The Right Place , which Hoggard dedicates to his parents, is a mostly upbeat affair filled with simple, accessible melodies backed by more intricate Latin and African rhythms. Hoggard, a music professor at Wesleyan University in Connecticut, has assembled a fine septet here, including pianist/organist James Weidman, Dwight Andrews on woodwinds, Belden Bullock on bass, and a trio of drummers and percussionists.
The selections, all but one penned by Hoggard, range from the light, pleasantly pop-ish title tune to a Coltrane-esque exploration on "Inner Rhythm" to an impressive, though brief, workout for Hoggard on solo marimba. Most compelling are four songs in the middle of the album featuring the superb Latin jazz/bebop pianist Hilton Ruiz, including "Startin' the Blues en Clave", which exemplifies Hoggard's goal of exploring the shared paths of African American and Caribbean music.

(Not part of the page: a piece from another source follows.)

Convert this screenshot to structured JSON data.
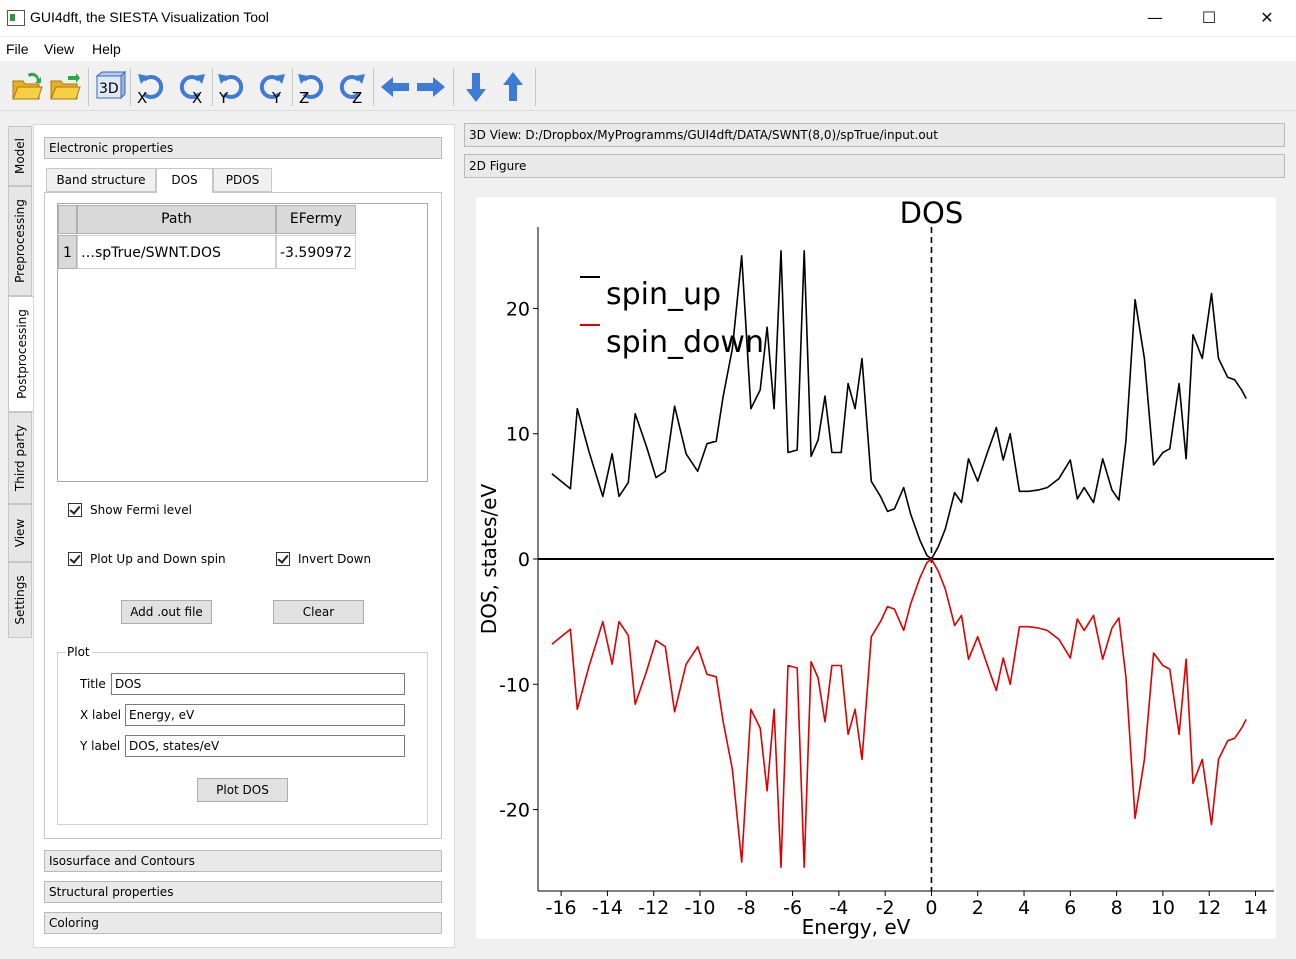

For all the diverse elements that go into the mix here, there's a cohesiveness and ease to the proceedings that makes it all come together smoothly and makes Jay Hoggard's The Right Place a good place to be.
I love jazz because anything is possible; it has few rules and the best jazz breaks those ones. I prefer free improv because it doesn't really have any rules at all.
I was first exposed to jazz in my teens (in the late sixties).
The first jazz record I bought was Filles de Kilimanjaro by Miles Davis, shortly followed by Extrapolation by John McLaughlin.
My advice to new listeners is to listen as widely as possible and not to make snap judgments--stick with it.